Broadway, #113 & 117

also known as Marino Building, BTS Tire & Service Stores

A pair of turn-of-the-20th century buildings in use for commercial and automobile-related businesses with one being converted into apartments

About this Property


These are two properties on the edge of the West Side along the highway corridor and Service Road 7 at the junction of Broadway. When they were built, 40 years before the highway, they were part of a denser neighborhood, with an apartment building to one side and wooden buildings on the entire block of Barclay and Federal. Since the 1951 Sanborn Map, 113 Broadway has been associated with automobile tires.

In 2020, a drawing surfaced denoting the possibility of 117 being converted into a commercial space. The drawing at Loopnet looks to be of a fictitious law firm occupying the building, with a blade sign off the front, blue awnings, and an elevated deck on top of the one story structure off the rear of the property. Perhaps the owner at the time was trying to make the property seem more desirable by suggesting some preliminary uses for it.

In early 2022, drawings were submitted to the City of Providence to convert 117 Broadway into five 2-bedroom apartments and, in the process, add an additional story to the front portion of the building and two more stories to the rear portion. As far as we can tell, the property does not sit inside a district that required design approval of these concepts.

In 2023, we place the 117 building into the #NotInRuins category while the 113 building is in #UrbanDecay.


The concept is fine but the execution seems strange.
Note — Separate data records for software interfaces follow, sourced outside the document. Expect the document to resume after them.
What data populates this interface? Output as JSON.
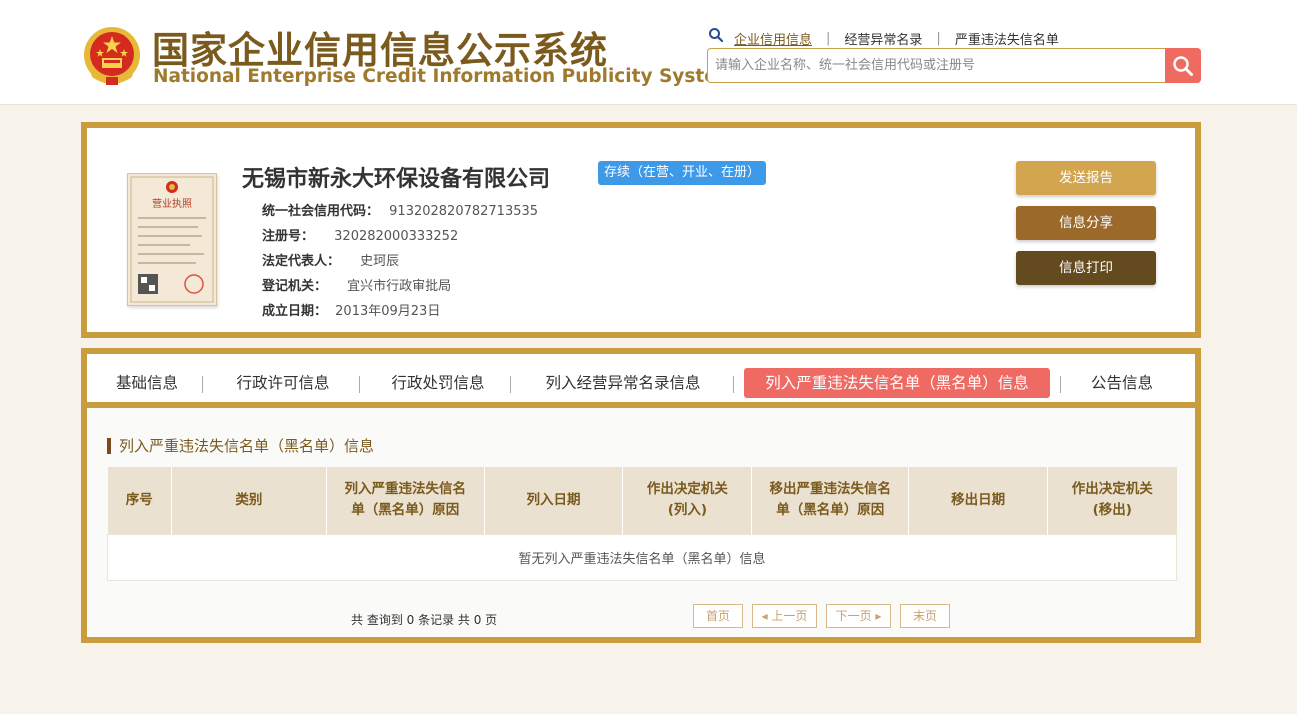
{
  "header": {
    "title_cn": "国家企业信用信息公示系统",
    "title_en": "National Enterprise Credit Information Publicity System",
    "links": [
      "企业信用信息",
      "经营异常名录",
      "严重违法失信名单"
    ],
    "search_placeholder": "请输入企业名称、统一社会信用代码或注册号",
    "emblem_icon": "national-emblem-icon",
    "search_icon": "magnifier-icon"
  },
  "company": {
    "name": "无锡市新永大环保设备有限公司",
    "status": "存续（在营、开业、在册）",
    "license_title": "营业执照",
    "fields": [
      {
        "label": "统一社会信用代码：",
        "value": "913202820782713535"
      },
      {
        "label": "注册号：",
        "value": "320282000333252"
      },
      {
        "label": "法定代表人：",
        "value": "史珂辰"
      },
      {
        "label": "登记机关：",
        "value": "宜兴市行政审批局"
      },
      {
        "label": "成立日期：",
        "value": "2013年09月23日"
      }
    ],
    "actions": [
      "发送报告",
      "信息分享",
      "信息打印"
    ]
  },
  "tabs": [
    "基础信息",
    "行政许可信息",
    "行政处罚信息",
    "列入经营异常名录信息",
    "列入严重违法失信名单（黑名单）信息",
    "公告信息"
  ],
  "active_tab": "列入严重违法失信名单（黑名单）信息",
  "section": {
    "title": "列入严重违法失信名单（黑名单）信息",
    "columns": [
      "序号",
      "类别",
      "列入严重违法失信名单（黑名单）原因",
      "列入日期",
      "作出决定机关(列入)",
      "移出严重违法失信名单（黑名单）原因",
      "移出日期",
      "作出决定机关(移出)"
    ],
    "column_lines": [
      [
        "序号"
      ],
      [
        "类别"
      ],
      [
        "列入严重违法失信名",
        "单（黑名单）原因"
      ],
      [
        "列入日期"
      ],
      [
        "作出决定机关",
        "(列入)"
      ],
      [
        "移出严重违法失信名",
        "单（黑名单）原因"
      ],
      [
        "移出日期"
      ],
      [
        "作出决定机关",
        "(移出)"
      ]
    ],
    "empty_text": "暂无列入严重违法失信名单（黑名单）信息"
  },
  "pagination": {
    "summary": "共 查询到 0 条记录 共 0 页",
    "first": "首页",
    "prev": "上一页",
    "next": "下一页",
    "last": "末页"
  },
  "colors": {
    "gold_border": "#c99c3d",
    "active_tab": "#f06a64",
    "status_badge": "#3e9ae8",
    "search_button": "#ef6a5f"
  }
}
The design is slightly incongruous, with windows that seem to almost touch the roof line. The siding and windows on the exposed western wall look cheap. No effort seems to have been made to match the new brick third floor with the existing brick — the new brick being redder than the brown brick used on the original first and second floor. There is even a slight setback of the third floor with absolutely no cornice or parapet of any kind along the façades roofline. The lack of these seemingly unimportant design details makes the whole thing look rather slapdash and hastily constructed.

All the while, nothing has happened or changed at 113 Broadway that would make us think it is no longer going to be a tire shop. The decaying nature of street side building plus the attraction to graffiti artists to its white concrete exterior walls would have to give would-be tenants of 117 Broadway pause.

Current Events

No word as to when leasing will be available. We only hope that these are very affordable rents and the owner is not trying to create “luxury” in such a mixed commercial and residential location.


No formal history of these buildings could be found so far.

113 Broadway has a commercial, concrete block structure off the back which serves primarily as the auto shop. A small extension on the east side is visible from Service Road 7 and has been painted with murals of some kind for 20 years or more. The main Broadway structure is a three story wooden home with commercial storefront. Three single door entrances are on the ground floor, with large plate glass windows in between and a series of square lites across the transoms. The façade is faced with tan brick on the second and third floors, with windows trimmed in red brick. The windows are in pairs, with a single window in the middle. The building is slightly asymmetrical, with the west side slightly shorter between the window pair and the central single window than on the east side. A deep wooden cornice with thick brackets dresses the roofline.

117 Broadway looks like a newer commercial structure given that is was likely upgraded in the 1950s with new brick facing and large, commercial storefront windows. The first floor was trimmed with the same tan brick and red brick trim as its neighbor. A small connection on the first floor makes these two buildings look like their interiors connect, but we are unsure that they actually do. The second floor was faced in brown red brick with plate glass commercial windows in groups of three. A third floor has now been added, faced also in red brick and with the same window pattern.

Both buildings have various structures off of their rear elevations that were likely later additions. In maps, both buildings in their core forms (without the outcroppings) as early as the 1920 Sanborn Map. Neither seems to be present in a 1908 map.


Links are to the curated image in our gallery or to original source material.